Natural (reflex) contractions of the skeletal muscles of vertebrates are apparently of two different types: "phasic" and "tonic."
The properties of the contractions of the phasic type, the voluntary contraction of man, for example, are clearly those of a neuromuscular tetanus.
The contractions of the tonic type, the so-called decerebrate rigidity of mammals, for instance, are characterized, especially, by the smallness of the phonomyographic and the electromyographic oscillations of the active muscles, their apparent indefatigability and by their plasticity which enables them to maintain the same contractile tension in widely different lengths.
The neuromuscular determinism of muscle tone is still a matter of controversy among physiologists. Two theories of its mechanism have been proposed and are still defended.
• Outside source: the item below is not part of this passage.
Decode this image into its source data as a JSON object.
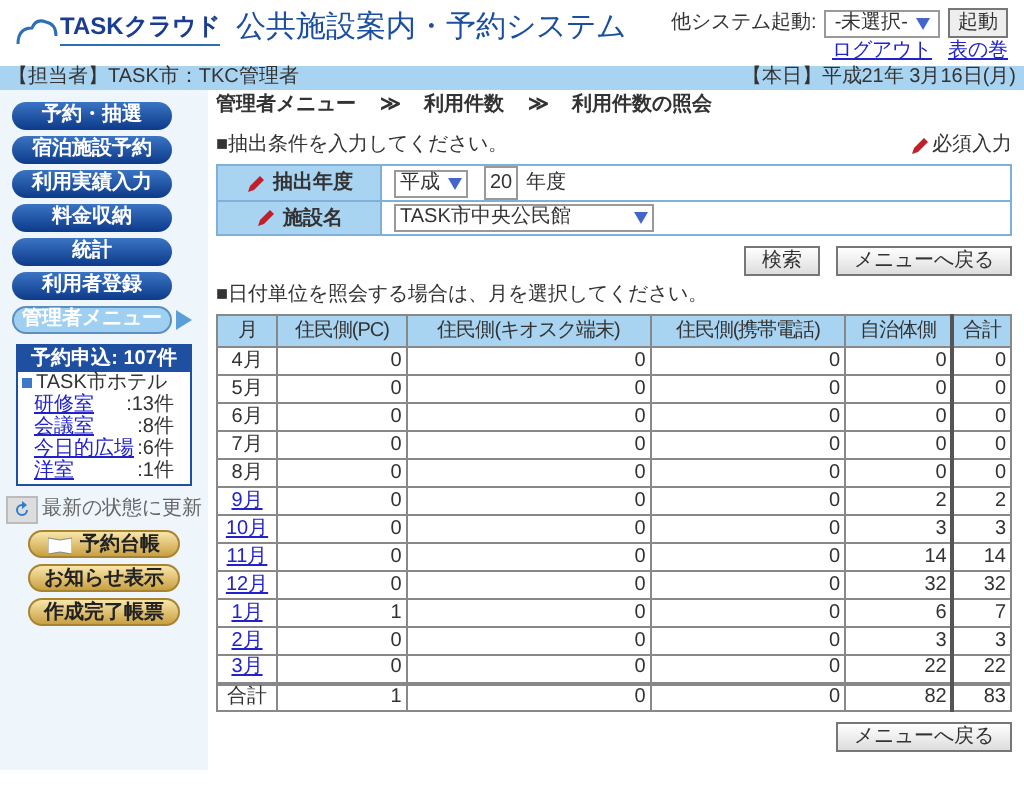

For one group of investigators (Bottazi, de Boer, Langelaan, E. Frank, J. I. Hunter and Ranson),1 the differences between the tonic and phasic types of sustained contraction result from a radical